=== What to do ===
Look through the material below and give the number of lines where the string "unseen" appears, without any other words.

=== Input data ===
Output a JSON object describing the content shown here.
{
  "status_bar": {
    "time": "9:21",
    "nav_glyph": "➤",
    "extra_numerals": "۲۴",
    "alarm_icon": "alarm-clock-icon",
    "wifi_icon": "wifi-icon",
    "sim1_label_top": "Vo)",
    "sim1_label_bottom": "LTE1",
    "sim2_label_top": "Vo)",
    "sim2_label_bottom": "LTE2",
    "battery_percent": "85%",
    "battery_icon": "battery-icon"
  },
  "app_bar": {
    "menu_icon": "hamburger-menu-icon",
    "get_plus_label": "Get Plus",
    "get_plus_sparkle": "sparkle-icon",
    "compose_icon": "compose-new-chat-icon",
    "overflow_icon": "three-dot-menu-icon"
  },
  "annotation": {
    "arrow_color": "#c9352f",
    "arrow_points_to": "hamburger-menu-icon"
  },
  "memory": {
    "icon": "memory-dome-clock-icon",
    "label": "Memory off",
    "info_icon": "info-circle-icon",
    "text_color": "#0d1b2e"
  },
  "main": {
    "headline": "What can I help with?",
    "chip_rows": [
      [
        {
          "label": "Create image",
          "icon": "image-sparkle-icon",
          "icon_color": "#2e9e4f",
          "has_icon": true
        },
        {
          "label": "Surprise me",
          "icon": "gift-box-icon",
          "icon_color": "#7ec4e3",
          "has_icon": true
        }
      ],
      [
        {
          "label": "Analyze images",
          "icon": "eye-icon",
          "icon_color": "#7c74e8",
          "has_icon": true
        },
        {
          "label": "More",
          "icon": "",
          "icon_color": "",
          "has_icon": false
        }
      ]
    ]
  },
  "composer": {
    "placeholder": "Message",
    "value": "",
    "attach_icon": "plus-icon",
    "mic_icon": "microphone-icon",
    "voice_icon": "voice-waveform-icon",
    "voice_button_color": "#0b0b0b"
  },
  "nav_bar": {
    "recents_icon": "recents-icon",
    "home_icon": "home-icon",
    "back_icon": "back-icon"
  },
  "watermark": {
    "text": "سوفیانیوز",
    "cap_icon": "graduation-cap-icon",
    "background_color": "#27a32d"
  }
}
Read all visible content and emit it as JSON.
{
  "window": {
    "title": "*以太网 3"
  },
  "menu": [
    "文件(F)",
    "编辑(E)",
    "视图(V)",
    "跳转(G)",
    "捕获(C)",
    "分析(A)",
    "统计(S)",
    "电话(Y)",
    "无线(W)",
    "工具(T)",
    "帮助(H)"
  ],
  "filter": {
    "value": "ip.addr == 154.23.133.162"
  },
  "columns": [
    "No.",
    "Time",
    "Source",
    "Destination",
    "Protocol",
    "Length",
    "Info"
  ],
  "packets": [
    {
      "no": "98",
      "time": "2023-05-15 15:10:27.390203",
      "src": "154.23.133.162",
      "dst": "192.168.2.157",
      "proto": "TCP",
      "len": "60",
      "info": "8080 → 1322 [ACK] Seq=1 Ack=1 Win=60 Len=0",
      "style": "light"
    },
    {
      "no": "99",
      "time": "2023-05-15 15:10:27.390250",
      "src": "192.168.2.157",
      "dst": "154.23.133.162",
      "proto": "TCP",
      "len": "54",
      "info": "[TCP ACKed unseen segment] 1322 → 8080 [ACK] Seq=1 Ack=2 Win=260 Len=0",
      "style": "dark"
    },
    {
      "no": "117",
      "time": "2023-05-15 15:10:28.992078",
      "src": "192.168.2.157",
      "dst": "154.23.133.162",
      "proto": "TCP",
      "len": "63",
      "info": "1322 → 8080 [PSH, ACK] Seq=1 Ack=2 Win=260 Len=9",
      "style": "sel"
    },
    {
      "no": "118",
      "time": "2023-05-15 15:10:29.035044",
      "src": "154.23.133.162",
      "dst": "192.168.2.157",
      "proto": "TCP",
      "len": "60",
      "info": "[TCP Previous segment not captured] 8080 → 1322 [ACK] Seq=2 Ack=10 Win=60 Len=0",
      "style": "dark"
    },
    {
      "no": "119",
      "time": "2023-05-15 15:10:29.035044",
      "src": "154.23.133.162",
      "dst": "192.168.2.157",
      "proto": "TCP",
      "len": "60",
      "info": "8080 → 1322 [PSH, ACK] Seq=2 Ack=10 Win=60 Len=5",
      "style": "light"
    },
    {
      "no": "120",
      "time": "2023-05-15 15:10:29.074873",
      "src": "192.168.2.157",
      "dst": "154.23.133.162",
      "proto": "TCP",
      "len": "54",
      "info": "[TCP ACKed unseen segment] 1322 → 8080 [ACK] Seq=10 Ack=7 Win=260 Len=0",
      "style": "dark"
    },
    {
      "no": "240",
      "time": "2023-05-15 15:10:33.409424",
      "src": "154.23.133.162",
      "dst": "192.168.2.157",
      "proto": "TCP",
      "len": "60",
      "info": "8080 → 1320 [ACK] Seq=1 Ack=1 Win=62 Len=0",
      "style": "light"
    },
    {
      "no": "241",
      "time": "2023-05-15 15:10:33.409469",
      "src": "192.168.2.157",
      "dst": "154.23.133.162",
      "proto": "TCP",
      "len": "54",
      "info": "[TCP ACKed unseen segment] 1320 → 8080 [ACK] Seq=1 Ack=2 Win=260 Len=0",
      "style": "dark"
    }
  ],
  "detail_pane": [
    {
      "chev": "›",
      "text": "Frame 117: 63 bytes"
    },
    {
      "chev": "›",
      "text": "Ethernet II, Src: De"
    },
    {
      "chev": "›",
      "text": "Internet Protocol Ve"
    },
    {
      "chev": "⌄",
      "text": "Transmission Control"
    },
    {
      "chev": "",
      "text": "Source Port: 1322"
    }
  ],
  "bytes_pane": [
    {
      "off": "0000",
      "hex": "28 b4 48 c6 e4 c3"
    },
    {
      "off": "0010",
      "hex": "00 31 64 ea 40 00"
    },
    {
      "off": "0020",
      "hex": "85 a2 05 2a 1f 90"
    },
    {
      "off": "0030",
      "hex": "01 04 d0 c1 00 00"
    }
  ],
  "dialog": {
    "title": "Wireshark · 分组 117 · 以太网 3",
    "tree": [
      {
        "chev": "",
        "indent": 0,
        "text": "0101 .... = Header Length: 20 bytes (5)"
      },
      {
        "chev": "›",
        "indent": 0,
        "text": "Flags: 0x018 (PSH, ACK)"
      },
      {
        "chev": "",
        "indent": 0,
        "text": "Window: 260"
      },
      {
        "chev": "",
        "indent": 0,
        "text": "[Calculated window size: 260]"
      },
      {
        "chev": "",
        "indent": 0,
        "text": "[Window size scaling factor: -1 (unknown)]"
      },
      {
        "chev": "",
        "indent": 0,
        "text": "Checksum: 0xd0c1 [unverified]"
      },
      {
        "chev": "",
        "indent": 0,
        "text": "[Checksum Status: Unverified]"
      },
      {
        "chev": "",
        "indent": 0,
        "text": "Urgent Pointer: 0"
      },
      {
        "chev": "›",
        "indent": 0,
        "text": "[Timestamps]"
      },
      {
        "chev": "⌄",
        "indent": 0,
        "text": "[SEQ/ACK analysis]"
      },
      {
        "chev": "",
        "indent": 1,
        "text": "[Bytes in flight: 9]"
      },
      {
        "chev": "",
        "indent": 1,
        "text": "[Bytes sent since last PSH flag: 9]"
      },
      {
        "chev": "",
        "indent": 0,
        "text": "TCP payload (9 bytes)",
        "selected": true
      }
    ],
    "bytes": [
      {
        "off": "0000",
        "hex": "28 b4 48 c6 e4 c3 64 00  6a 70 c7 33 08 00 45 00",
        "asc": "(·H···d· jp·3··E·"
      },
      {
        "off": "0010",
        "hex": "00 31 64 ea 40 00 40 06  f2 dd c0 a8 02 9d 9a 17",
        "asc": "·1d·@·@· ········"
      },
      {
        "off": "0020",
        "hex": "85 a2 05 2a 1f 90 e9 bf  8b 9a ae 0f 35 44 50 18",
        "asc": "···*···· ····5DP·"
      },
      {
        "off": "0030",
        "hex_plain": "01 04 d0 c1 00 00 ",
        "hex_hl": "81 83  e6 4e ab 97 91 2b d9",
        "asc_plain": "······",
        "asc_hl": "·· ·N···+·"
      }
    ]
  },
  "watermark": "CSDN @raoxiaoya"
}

=== Task output ===
3